**BRIEF**
In this exercise, every entry below is to be reproduced word for word.

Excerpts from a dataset

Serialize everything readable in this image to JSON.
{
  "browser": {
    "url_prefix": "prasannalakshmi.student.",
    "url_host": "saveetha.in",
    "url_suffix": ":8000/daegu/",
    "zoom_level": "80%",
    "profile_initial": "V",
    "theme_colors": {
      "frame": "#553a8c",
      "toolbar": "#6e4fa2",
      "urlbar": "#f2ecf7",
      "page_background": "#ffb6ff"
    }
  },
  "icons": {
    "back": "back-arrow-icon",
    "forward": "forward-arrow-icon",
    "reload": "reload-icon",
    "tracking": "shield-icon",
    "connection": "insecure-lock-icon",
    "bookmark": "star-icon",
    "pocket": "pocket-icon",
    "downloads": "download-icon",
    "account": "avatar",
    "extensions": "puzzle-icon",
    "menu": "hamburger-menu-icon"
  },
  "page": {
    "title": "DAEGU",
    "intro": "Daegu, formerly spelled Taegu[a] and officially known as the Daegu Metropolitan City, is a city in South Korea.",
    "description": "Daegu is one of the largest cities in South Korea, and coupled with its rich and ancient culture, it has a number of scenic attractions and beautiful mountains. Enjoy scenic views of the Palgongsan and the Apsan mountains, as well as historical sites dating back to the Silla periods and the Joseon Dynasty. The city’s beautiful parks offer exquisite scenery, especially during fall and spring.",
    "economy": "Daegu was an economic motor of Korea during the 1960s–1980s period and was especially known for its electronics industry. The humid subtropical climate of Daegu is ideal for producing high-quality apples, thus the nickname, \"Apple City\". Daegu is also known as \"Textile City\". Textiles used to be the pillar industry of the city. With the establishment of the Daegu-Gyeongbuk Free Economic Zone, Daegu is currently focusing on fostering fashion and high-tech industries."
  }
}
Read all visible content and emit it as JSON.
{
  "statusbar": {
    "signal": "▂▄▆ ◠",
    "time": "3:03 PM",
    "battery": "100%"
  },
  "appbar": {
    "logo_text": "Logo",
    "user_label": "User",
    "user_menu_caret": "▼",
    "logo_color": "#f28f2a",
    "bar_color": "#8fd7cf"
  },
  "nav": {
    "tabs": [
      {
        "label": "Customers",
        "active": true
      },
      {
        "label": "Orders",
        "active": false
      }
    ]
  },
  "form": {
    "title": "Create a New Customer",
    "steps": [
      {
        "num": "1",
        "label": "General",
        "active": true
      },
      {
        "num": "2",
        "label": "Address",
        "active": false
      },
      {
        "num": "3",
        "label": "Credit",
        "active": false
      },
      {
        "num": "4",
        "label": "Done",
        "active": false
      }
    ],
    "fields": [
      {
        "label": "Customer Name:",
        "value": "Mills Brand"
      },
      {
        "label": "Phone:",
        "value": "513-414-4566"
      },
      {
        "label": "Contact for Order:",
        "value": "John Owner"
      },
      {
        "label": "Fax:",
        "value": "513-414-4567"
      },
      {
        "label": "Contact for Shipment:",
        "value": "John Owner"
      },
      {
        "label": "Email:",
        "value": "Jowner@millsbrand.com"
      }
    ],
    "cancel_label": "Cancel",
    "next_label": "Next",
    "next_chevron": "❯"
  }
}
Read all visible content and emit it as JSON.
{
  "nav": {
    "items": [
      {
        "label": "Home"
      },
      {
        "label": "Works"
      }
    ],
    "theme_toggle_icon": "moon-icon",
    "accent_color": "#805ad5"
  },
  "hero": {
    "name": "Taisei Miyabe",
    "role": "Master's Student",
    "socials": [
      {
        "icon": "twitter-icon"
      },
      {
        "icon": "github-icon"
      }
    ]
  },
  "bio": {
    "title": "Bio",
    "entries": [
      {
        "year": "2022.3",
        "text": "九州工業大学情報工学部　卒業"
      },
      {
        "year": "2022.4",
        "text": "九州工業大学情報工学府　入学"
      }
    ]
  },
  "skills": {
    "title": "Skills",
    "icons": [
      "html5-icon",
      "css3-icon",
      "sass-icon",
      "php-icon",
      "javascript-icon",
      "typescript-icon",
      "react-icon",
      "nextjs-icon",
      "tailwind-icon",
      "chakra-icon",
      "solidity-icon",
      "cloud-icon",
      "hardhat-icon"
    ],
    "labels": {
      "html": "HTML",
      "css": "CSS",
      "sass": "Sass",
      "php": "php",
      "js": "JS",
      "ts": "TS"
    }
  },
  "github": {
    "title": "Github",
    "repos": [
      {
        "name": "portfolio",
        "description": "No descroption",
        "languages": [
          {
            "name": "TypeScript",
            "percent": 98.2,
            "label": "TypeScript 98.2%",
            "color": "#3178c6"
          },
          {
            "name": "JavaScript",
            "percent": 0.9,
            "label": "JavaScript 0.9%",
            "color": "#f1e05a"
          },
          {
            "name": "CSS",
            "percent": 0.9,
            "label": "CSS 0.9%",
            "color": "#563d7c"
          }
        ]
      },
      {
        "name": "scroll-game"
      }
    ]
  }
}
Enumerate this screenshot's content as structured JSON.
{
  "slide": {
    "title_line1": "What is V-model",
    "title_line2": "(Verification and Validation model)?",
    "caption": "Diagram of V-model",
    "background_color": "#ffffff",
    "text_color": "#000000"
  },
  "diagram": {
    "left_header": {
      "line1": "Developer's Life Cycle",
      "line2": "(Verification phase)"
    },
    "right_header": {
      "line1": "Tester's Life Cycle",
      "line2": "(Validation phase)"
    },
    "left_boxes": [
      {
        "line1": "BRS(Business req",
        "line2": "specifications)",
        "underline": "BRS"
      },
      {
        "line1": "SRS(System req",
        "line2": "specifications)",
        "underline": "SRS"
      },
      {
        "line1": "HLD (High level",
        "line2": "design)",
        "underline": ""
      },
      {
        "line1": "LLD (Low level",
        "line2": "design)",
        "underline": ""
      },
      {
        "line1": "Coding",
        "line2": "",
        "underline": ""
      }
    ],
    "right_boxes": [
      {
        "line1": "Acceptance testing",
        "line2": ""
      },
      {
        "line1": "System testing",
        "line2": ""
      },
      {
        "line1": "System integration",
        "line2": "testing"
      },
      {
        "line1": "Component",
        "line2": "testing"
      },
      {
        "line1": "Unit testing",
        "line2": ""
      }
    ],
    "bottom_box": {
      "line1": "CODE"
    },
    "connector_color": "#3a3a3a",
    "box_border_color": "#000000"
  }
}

**ANSWER FOR THIS EXERCISE**
Serialize everything readable in this image to JSON.
{
  "browser": {
    "url_prefix": "prasannalakshmi.student.",
    "url_host": "saveetha.in",
    "url_suffix": ":8000/daegu/",
    "zoom_level": "80%",
    "profile_initial": "V",
    "theme_colors": {
      "frame": "#553a8c",
      "toolbar": "#6e4fa2",
      "urlbar": "#f2ecf7",
      "page_background": "#ffb6ff"
    }
  },
  "icons": {
    "back": "back-arrow-icon",
    "forward": "forward-arrow-icon",
    "reload": "reload-icon",
    "tracking": "shield-icon",
    "connection": "insecure-lock-icon",
    "bookmark": "star-icon",
    "pocket": "pocket-icon",
    "downloads": "download-icon",
    "account": "avatar",
    "extensions": "puzzle-icon",
    "menu": "hamburger-menu-icon"
  },
  "page": {
    "title": "DAEGU",
    "intro": "Daegu, formerly spelled Taegu[a] and officially known as the Daegu Metropolitan City, is a city in South Korea.",
    "description": "Daegu is one of the largest cities in South Korea, and coupled with its rich and ancient culture, it has a number of scenic attractions and beautiful mountains. Enjoy scenic views of the Palgongsan and the Apsan mountains, as well as historical sites dating back to the Silla periods and the Joseon Dynasty. The city’s beautiful parks offer exquisite scenery, especially during fall and spring.",
    "economy": "Daegu was an economic motor of Korea during the 1960s–1980s period and was especially known for its electronics industry. The humid subtropical climate of Daegu is ideal for producing high-quality apples, thus the nickname, \"Apple City\". Daegu is also known as \"Textile City\". Textiles used to be the pillar industry of the city. With the establishment of the Daegu-Gyeongbuk Free Economic Zone, Daegu is currently focusing on fostering fashion and high-tech industries."
  }
}
Read all visible content and emit it as JSON.
{
  "statusbar": {
    "signal": "▂▄▆ ◠",
    "time": "3:03 PM",
    "battery": "100%"
  },
  "appbar": {
    "logo_text": "Logo",
    "user_label": "User",
    "user_menu_caret": "▼",
    "logo_color": "#f28f2a",
    "bar_color": "#8fd7cf"
  },
  "nav": {
    "tabs": [
      {
        "label": "Customers",
        "active": true
      },
      {
        "label": "Orders",
        "active": false
      }
    ]
  },
  "form": {
    "title": "Create a New Customer",
    "steps": [
      {
        "num": "1",
        "label": "General",
        "active": true
      },
      {
        "num": "2",
        "label": "Address",
        "active": false
      },
      {
        "num": "3",
        "label": "Credit",
        "active": false
      },
      {
        "num": "4",
        "label": "Done",
        "active": false
      }
    ],
    "fields": [
      {
        "label": "Customer Name:",
        "value": "Mills Brand"
      },
      {
        "label": "Phone:",
        "value": "513-414-4566"
      },
      {
        "label": "Contact for Order:",
        "value": "John Owner"
      },
      {
        "label": "Fax:",
        "value": "513-414-4567"
      },
      {
        "label": "Contact for Shipment:",
        "value": "John Owner"
      },
      {
        "label": "Email:",
        "value": "Jowner@millsbrand.com"
      }
    ],
    "cancel_label": "Cancel",
    "next_label": "Next",
    "next_chevron": "❯"
  }
}
Read all visible content and emit it as JSON.
{
  "nav": {
    "items": [
      {
        "label": "Home"
      },
      {
        "label": "Works"
      }
    ],
    "theme_toggle_icon": "moon-icon",
    "accent_color": "#805ad5"
  },
  "hero": {
    "name": "Taisei Miyabe",
    "role": "Master's Student",
    "socials": [
      {
        "icon": "twitter-icon"
      },
      {
        "icon": "github-icon"
      }
    ]
  },
  "bio": {
    "title": "Bio",
    "entries": [
      {
        "year": "2022.3",
        "text": "九州工業大学情報工学部　卒業"
      },
      {
        "year": "2022.4",
        "text": "九州工業大学情報工学府　入学"
      }
    ]
  },
  "skills": {
    "title": "Skills",
    "icons": [
      "html5-icon",
      "css3-icon",
      "sass-icon",
      "php-icon",
      "javascript-icon",
      "typescript-icon",
      "react-icon",
      "nextjs-icon",
      "tailwind-icon",
      "chakra-icon",
      "solidity-icon",
      "cloud-icon",
      "hardhat-icon"
    ],
    "labels": {
      "html": "HTML",
      "css": "CSS",
      "sass": "Sass",
      "php": "php",
      "js": "JS",
      "ts": "TS"
    }
  },
  "github": {
    "title": "Github",
    "repos": [
      {
        "name": "portfolio",
        "description": "No descroption",
        "languages": [
          {
            "name": "TypeScript",
            "percent": 98.2,
            "label": "TypeScript 98.2%",
            "color": "#3178c6"
          },
          {
            "name": "JavaScript",
            "percent": 0.9,
            "label": "JavaScript 0.9%",
            "color": "#f1e05a"
          },
          {
            "name": "CSS",
            "percent": 0.9,
            "label": "CSS 0.9%",
            "color": "#563d7c"
          }
        ]
      },
      {
        "name": "scroll-game"
      }
    ]
  }
}
Enumerate this screenshot's content as structured JSON.
{
  "slide": {
    "title_line1": "What is V-model",
    "title_line2": "(Verification and Validation model)?",
    "caption": "Diagram of V-model",
    "background_color": "#ffffff",
    "text_color": "#000000"
  },
  "diagram": {
    "left_header": {
      "line1": "Developer's Life Cycle",
      "line2": "(Verification phase)"
    },
    "right_header": {
      "line1": "Tester's Life Cycle",
      "line2": "(Validation phase)"
    },
    "left_boxes": [
      {
        "line1": "BRS(Business req",
        "line2": "specifications)",
        "underline": "BRS"
      },
      {
        "line1": "SRS(System req",
        "line2": "specifications)",
        "underline": "SRS"
      },
      {
        "line1": "HLD (High level",
        "line2": "design)",
        "underline": ""
      },
      {
        "line1": "LLD (Low level",
        "line2": "design)",
        "underline": ""
      },
      {
        "line1": "Coding",
        "line2": "",
        "underline": ""
      }
    ],
    "right_boxes": [
      {
        "line1": "Acceptance testing",
        "line2": ""
      },
      {
        "line1": "System testing",
        "line2": ""
      },
      {
        "line1": "System integration",
        "line2": "testing"
      },
      {
        "line1": "Component",
        "line2": "testing"
      },
      {
        "line1": "Unit testing",
        "line2": ""
      }
    ],
    "bottom_box": {
      "line1": "CODE"
    },
    "connector_color": "#3a3a3a",
    "box_border_color": "#000000"
  }
}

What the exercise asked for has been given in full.